As notebooks, pens, and binders accumulate on the kitchen counter, I know that summer is ending. The tremendous output of blog writing that I hope to accomplish is going out to sea like many of my other fantasies – only to return in some other form like sand. Reading other writer (& photographer’s) blogs has been a priority this summer – I tend to follow those of commentors and some from the Mothers in Medicine commentors, too. The serendipitous journey reading these other blogs takes me is often thematic and never dull. The posts. The pictures. The links. And the links to other links. Despite my efforts to duplicate these trips (I’m not dropping acid here, just caffeine), each one is unique. That’s how I found http://sarahely8989.blogspot.com/ and http://ryanstudio.blogspot.com . I’m inspired and motivated to write better, more entertaining posts.

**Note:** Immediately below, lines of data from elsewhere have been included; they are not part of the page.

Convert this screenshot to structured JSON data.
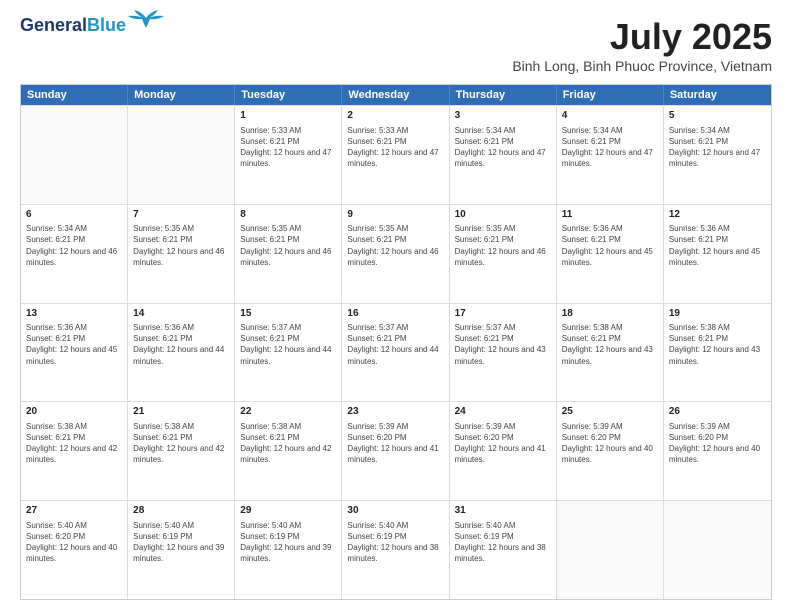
{
  "header": {
    "logo_line1": "General",
    "logo_line2": "Blue",
    "main_title": "July 2025",
    "subtitle": "Binh Long, Binh Phuoc Province, Vietnam"
  },
  "calendar": {
    "days_of_week": [
      "Sunday",
      "Monday",
      "Tuesday",
      "Wednesday",
      "Thursday",
      "Friday",
      "Saturday"
    ],
    "weeks": [
      [
        {
          "day": "",
          "empty": true
        },
        {
          "day": "",
          "empty": true
        },
        {
          "day": "1",
          "sunrise": "5:33 AM",
          "sunset": "6:21 PM",
          "daylight": "12 hours and 47 minutes."
        },
        {
          "day": "2",
          "sunrise": "5:33 AM",
          "sunset": "6:21 PM",
          "daylight": "12 hours and 47 minutes."
        },
        {
          "day": "3",
          "sunrise": "5:34 AM",
          "sunset": "6:21 PM",
          "daylight": "12 hours and 47 minutes."
        },
        {
          "day": "4",
          "sunrise": "5:34 AM",
          "sunset": "6:21 PM",
          "daylight": "12 hours and 47 minutes."
        },
        {
          "day": "5",
          "sunrise": "5:34 AM",
          "sunset": "6:21 PM",
          "daylight": "12 hours and 47 minutes."
        }
      ],
      [
        {
          "day": "6",
          "sunrise": "5:34 AM",
          "sunset": "6:21 PM",
          "daylight": "12 hours and 46 minutes."
        },
        {
          "day": "7",
          "sunrise": "5:35 AM",
          "sunset": "6:21 PM",
          "daylight": "12 hours and 46 minutes."
        },
        {
          "day": "8",
          "sunrise": "5:35 AM",
          "sunset": "6:21 PM",
          "daylight": "12 hours and 46 minutes."
        },
        {
          "day": "9",
          "sunrise": "5:35 AM",
          "sunset": "6:21 PM",
          "daylight": "12 hours and 46 minutes."
        },
        {
          "day": "10",
          "sunrise": "5:35 AM",
          "sunset": "6:21 PM",
          "daylight": "12 hours and 46 minutes."
        },
        {
          "day": "11",
          "sunrise": "5:36 AM",
          "sunset": "6:21 PM",
          "daylight": "12 hours and 45 minutes."
        },
        {
          "day": "12",
          "sunrise": "5:36 AM",
          "sunset": "6:21 PM",
          "daylight": "12 hours and 45 minutes."
        }
      ],
      [
        {
          "day": "13",
          "sunrise": "5:36 AM",
          "sunset": "6:21 PM",
          "daylight": "12 hours and 45 minutes."
        },
        {
          "day": "14",
          "sunrise": "5:36 AM",
          "sunset": "6:21 PM",
          "daylight": "12 hours and 44 minutes."
        },
        {
          "day": "15",
          "sunrise": "5:37 AM",
          "sunset": "6:21 PM",
          "daylight": "12 hours and 44 minutes."
        },
        {
          "day": "16",
          "sunrise": "5:37 AM",
          "sunset": "6:21 PM",
          "daylight": "12 hours and 44 minutes."
        },
        {
          "day": "17",
          "sunrise": "5:37 AM",
          "sunset": "6:21 PM",
          "daylight": "12 hours and 43 minutes."
        },
        {
          "day": "18",
          "sunrise": "5:38 AM",
          "sunset": "6:21 PM",
          "daylight": "12 hours and 43 minutes."
        },
        {
          "day": "19",
          "sunrise": "5:38 AM",
          "sunset": "6:21 PM",
          "daylight": "12 hours and 43 minutes."
        }
      ],
      [
        {
          "day": "20",
          "sunrise": "5:38 AM",
          "sunset": "6:21 PM",
          "daylight": "12 hours and 42 minutes."
        },
        {
          "day": "21",
          "sunrise": "5:38 AM",
          "sunset": "6:21 PM",
          "daylight": "12 hours and 42 minutes."
        },
        {
          "day": "22",
          "sunrise": "5:38 AM",
          "sunset": "6:21 PM",
          "daylight": "12 hours and 42 minutes."
        },
        {
          "day": "23",
          "sunrise": "5:39 AM",
          "sunset": "6:20 PM",
          "daylight": "12 hours and 41 minutes."
        },
        {
          "day": "24",
          "sunrise": "5:39 AM",
          "sunset": "6:20 PM",
          "daylight": "12 hours and 41 minutes."
        },
        {
          "day": "25",
          "sunrise": "5:39 AM",
          "sunset": "6:20 PM",
          "daylight": "12 hours and 40 minutes."
        },
        {
          "day": "26",
          "sunrise": "5:39 AM",
          "sunset": "6:20 PM",
          "daylight": "12 hours and 40 minutes."
        }
      ],
      [
        {
          "day": "27",
          "sunrise": "5:40 AM",
          "sunset": "6:20 PM",
          "daylight": "12 hours and 40 minutes."
        },
        {
          "day": "28",
          "sunrise": "5:40 AM",
          "sunset": "6:19 PM",
          "daylight": "12 hours and 39 minutes."
        },
        {
          "day": "29",
          "sunrise": "5:40 AM",
          "sunset": "6:19 PM",
          "daylight": "12 hours and 39 minutes."
        },
        {
          "day": "30",
          "sunrise": "5:40 AM",
          "sunset": "6:19 PM",
          "daylight": "12 hours and 38 minutes."
        },
        {
          "day": "31",
          "sunrise": "5:40 AM",
          "sunset": "6:19 PM",
          "daylight": "12 hours and 38 minutes."
        },
        {
          "day": "",
          "empty": true
        },
        {
          "day": "",
          "empty": true
        }
      ]
    ]
  }
}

Most of the blogs I follow are related to motherhood, medicine, and the occasional pop culture or creative spirit. Healthcare has had a rough summer – in the blogworld and beyond. I have a difficult time following the ups and downs of reform knowing the various proposals are all still a work in progress. The changes feel very personal, and they are. Healthcare is my bread and butter (no truffles or foie gras in pediatrics), and I am territorial about my livelihood. The fervor about reform as seen in the recent town hall meetings surprises me, though, but I welcome the American passion for something I am as passionate about. I’m disheartened by the lack of tort reform and unifying voice of my profession.
Most days I just stick my head in the sand and muster on. It’s an easy survival mechanism when I have 2 newborns in the hospital nursery, 2-3 weight checks of new borns who have gone home in the office, 5-10 check-ups of various aged patients, and a handful of ailments. Yesterday I had a patient with rapid onset abdominal pain that I thought had appendicitis (thankfully she did not). That’s the thing about us physicians: we have many opinions, and little time to express them – our thoughts often come across as a rant: http://drjshousecalls.blogspot.com/2009/02/on-non-profits-in-asheboro-north.html I see this weekly in the 300+ emails/ week I get from a pediatric listserv I belong to, as well as, the posts and comments from physicians in other specialties on the web. Through all of this, a recent post in those 300+ email/ week struck a cord with me. It was titled “Why I love my job…”. The post is still getting comments from my fellow pediatricians. I plan to use it as a springboard for a project on my blog.
Beginning September 1, I’m going to post a month’s worth of daily reasons why I still love my profession. Some may be short. Others may be corny. I apologize in advance for that. Good things happen in medicine every day. Some are monumental like saving someone’s life, and others are more mundane like changing a poopy diaper – but still important because that act involves caring for another human being. I’d like to share some of the good things that come my way on the job as a pediatrician each day for a month. Medicine needs a positive spin.